Justice Furlanetto, in an action under the NOC Regulations, has held that Canadian Patent No. 2,529,400 (the “400 Patent”) which claimed the dihydrogen phosphate (“DHP”) salt of sitagliptin in crystalline monohydrate form was not obvious. Justice Furlanetto categorized the 400 Patent as a selection patent, which selected a particular salt and crystalline form of sitagliptin, with stated advantages over the sitagliptin free base and hydrochloride salt disclosed in the prior art WO 03/004498 (“WO498”).

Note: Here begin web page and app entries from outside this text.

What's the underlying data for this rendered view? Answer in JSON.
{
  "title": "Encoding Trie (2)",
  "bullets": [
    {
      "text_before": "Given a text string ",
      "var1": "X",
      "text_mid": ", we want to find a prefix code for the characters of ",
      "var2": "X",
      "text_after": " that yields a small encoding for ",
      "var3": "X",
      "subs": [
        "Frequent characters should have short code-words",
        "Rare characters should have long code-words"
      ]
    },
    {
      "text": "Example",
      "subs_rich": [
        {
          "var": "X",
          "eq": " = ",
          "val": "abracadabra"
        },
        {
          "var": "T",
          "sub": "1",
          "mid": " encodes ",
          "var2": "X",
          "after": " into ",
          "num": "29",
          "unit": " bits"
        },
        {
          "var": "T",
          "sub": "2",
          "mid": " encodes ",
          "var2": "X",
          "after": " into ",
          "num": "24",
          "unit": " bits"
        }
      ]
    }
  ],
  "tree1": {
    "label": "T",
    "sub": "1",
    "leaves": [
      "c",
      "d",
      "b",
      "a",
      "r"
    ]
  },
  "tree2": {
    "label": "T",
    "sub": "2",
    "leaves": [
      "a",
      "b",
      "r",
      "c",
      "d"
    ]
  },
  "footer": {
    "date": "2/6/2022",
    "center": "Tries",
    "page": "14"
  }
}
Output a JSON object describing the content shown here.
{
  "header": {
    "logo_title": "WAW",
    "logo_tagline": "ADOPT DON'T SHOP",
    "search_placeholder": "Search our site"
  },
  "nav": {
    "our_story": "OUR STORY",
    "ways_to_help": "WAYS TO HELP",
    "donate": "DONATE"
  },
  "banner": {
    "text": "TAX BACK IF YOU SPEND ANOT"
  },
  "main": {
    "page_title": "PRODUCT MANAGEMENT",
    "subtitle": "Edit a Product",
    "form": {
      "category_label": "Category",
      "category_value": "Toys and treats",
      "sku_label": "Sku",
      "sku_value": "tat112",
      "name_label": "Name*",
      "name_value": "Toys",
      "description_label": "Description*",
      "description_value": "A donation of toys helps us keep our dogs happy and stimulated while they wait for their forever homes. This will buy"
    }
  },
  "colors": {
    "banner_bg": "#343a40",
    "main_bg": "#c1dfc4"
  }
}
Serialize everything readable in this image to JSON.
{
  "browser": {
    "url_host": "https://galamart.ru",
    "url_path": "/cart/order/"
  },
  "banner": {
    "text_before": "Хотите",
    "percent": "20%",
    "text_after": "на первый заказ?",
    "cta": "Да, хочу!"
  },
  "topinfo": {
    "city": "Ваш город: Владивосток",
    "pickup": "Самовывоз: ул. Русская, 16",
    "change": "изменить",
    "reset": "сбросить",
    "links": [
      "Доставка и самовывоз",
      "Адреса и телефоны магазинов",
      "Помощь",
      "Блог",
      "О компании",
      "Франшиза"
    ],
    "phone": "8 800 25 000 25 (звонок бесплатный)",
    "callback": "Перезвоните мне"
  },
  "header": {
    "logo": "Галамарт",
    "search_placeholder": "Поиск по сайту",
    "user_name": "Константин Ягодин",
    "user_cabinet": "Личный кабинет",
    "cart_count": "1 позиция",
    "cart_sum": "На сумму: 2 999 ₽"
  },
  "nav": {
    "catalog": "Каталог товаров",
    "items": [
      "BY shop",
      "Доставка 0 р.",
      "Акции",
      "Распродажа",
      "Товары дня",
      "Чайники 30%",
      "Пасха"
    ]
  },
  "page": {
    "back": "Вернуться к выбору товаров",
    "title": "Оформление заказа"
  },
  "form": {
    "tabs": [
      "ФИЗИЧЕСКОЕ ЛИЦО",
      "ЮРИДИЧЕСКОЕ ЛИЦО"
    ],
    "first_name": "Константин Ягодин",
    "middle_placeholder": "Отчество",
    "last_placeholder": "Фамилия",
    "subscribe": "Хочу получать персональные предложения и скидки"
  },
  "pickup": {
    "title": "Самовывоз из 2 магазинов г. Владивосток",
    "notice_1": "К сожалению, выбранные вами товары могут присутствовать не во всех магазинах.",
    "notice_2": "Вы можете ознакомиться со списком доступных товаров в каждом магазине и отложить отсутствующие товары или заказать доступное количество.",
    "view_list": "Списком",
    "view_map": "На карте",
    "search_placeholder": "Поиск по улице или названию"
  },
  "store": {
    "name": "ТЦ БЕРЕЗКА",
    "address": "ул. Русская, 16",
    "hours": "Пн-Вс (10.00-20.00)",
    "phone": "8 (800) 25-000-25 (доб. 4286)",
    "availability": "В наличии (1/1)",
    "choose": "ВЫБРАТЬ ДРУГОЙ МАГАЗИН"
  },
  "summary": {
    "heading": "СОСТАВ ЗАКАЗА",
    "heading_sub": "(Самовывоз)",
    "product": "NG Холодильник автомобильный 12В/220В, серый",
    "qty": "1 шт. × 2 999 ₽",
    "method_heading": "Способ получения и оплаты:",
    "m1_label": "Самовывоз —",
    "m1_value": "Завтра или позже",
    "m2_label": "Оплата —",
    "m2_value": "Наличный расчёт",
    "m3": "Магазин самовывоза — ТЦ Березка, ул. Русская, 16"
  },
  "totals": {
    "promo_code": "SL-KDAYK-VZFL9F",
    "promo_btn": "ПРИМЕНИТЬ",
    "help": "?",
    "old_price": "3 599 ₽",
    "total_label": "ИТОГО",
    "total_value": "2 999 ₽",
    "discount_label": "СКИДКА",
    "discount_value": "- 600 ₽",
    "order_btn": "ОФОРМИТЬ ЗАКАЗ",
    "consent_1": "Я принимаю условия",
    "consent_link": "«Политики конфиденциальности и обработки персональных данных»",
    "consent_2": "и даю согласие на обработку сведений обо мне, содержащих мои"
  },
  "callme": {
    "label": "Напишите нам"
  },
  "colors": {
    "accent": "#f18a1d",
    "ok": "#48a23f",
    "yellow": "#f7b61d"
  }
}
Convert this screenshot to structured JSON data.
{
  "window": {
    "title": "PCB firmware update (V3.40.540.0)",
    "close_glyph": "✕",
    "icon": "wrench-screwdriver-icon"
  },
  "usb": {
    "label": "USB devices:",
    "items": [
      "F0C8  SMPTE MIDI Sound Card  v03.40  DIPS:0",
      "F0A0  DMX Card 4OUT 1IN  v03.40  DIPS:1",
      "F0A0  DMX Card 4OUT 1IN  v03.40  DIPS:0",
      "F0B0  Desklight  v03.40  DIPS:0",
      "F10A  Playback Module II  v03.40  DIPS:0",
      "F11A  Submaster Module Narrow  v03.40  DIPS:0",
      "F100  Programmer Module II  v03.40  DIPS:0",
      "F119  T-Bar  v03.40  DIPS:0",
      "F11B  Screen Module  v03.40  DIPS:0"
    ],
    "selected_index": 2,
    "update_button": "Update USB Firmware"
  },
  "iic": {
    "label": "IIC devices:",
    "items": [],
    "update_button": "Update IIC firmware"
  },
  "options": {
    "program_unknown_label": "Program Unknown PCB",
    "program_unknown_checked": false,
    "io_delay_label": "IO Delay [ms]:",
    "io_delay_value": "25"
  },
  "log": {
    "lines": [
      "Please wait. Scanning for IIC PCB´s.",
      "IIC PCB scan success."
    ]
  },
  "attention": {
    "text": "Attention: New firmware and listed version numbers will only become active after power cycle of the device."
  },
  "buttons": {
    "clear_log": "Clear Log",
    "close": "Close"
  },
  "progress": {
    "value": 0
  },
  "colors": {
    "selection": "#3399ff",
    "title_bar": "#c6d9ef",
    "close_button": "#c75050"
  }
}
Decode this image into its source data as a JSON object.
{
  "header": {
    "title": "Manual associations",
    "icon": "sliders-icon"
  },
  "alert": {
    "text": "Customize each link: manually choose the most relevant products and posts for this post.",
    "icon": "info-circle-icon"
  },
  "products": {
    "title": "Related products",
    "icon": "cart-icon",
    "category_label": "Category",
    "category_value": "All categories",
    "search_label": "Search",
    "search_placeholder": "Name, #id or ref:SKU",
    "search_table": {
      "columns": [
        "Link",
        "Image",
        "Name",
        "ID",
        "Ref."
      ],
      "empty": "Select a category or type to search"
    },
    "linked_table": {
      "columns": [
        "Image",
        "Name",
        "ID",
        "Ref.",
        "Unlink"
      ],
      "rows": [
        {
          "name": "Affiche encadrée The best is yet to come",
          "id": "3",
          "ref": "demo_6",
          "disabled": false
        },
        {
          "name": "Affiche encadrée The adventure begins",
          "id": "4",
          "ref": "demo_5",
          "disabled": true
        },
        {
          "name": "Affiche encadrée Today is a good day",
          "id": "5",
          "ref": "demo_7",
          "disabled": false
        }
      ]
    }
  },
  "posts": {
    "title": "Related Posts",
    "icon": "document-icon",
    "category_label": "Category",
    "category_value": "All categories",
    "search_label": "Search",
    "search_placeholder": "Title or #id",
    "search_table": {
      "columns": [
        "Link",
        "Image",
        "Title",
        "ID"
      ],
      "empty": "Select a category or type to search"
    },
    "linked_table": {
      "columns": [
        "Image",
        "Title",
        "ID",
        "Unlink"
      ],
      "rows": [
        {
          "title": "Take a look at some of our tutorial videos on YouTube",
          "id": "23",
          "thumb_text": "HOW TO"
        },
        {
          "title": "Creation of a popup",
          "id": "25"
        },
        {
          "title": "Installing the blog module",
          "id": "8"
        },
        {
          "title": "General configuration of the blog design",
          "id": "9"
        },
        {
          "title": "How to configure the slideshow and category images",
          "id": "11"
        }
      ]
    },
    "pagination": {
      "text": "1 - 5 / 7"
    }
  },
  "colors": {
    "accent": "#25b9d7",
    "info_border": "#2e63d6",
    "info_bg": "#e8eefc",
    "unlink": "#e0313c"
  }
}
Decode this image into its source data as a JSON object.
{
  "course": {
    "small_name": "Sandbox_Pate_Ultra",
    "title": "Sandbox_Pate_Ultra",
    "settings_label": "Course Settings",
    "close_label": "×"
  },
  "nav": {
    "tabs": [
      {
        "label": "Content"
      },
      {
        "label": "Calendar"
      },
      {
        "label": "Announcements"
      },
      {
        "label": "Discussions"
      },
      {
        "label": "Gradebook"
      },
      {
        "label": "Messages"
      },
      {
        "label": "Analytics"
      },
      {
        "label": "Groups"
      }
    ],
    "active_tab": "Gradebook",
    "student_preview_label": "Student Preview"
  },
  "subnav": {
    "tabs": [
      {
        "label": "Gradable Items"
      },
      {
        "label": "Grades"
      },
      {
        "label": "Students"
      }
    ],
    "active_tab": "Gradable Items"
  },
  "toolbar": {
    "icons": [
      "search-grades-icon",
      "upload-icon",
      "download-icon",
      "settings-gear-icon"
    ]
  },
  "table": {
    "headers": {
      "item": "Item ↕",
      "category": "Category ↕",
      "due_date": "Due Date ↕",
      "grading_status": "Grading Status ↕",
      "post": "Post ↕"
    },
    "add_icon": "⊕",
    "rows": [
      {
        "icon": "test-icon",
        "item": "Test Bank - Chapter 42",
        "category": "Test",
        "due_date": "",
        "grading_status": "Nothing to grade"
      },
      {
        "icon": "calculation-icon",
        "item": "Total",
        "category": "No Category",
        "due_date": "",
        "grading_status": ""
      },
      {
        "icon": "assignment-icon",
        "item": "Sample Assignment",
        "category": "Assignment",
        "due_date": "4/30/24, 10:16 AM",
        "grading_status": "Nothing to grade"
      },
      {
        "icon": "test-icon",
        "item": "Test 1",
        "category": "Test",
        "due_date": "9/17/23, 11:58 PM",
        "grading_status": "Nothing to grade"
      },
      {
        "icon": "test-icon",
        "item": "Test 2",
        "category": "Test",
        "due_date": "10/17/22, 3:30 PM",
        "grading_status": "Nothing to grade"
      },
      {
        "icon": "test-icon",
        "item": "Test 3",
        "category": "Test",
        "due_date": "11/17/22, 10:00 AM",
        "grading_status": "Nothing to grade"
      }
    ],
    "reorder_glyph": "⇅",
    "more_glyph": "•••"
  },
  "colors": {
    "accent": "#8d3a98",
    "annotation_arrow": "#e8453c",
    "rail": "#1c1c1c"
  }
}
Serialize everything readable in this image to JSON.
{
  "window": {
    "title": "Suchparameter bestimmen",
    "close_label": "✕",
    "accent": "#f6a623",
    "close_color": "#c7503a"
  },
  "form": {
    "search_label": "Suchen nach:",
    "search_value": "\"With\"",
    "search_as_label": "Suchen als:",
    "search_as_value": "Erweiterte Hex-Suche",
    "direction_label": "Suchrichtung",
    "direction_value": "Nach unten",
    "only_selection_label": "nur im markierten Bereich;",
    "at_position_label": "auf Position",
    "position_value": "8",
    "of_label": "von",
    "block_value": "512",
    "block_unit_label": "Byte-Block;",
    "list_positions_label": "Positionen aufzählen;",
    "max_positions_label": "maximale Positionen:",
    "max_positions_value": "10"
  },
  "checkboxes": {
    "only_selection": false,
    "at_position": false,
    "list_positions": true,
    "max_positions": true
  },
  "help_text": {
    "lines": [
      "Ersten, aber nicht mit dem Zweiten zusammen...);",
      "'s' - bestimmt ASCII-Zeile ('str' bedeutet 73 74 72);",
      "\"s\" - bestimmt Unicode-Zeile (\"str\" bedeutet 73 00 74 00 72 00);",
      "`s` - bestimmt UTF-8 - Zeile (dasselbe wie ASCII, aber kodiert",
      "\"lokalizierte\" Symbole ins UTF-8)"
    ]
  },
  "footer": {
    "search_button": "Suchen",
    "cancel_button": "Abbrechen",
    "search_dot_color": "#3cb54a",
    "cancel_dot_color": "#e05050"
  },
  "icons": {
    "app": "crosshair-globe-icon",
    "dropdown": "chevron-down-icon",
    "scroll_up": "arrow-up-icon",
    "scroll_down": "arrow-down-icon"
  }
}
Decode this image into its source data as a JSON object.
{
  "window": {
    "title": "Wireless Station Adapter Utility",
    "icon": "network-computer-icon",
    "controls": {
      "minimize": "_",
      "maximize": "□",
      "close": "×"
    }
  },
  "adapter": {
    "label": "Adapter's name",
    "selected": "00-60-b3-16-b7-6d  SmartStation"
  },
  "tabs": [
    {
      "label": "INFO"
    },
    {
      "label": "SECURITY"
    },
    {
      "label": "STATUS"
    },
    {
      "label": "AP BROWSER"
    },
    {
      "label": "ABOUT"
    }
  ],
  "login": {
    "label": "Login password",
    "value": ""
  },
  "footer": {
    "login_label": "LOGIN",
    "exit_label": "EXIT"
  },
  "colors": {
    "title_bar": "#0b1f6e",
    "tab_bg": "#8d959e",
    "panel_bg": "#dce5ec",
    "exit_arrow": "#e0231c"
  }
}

The Court accepted that salt and polymorph screening methods were well known, but nonetheless held that it was not self-evident that applying them to sitagliptin would lead to a crystalline monohydrate usable as an active pharmaceutical ingredient. As WO498 did not differentiate between, or disclose problems with, any of its listed compounds, there was no motivation to take further steps with sitagliptin. Though the inventors’ path to the DHP salt was in fact straightforward, arriving at the crystalline monohydrate required significant work without predictable results. As a secondary factor, Justice Furlanetto acknowledged that JANUVIA, which uses the claimed solid form of sitagliptin, was the first DPP-4 inhibitor to come to market.

A copy of the decision is available here.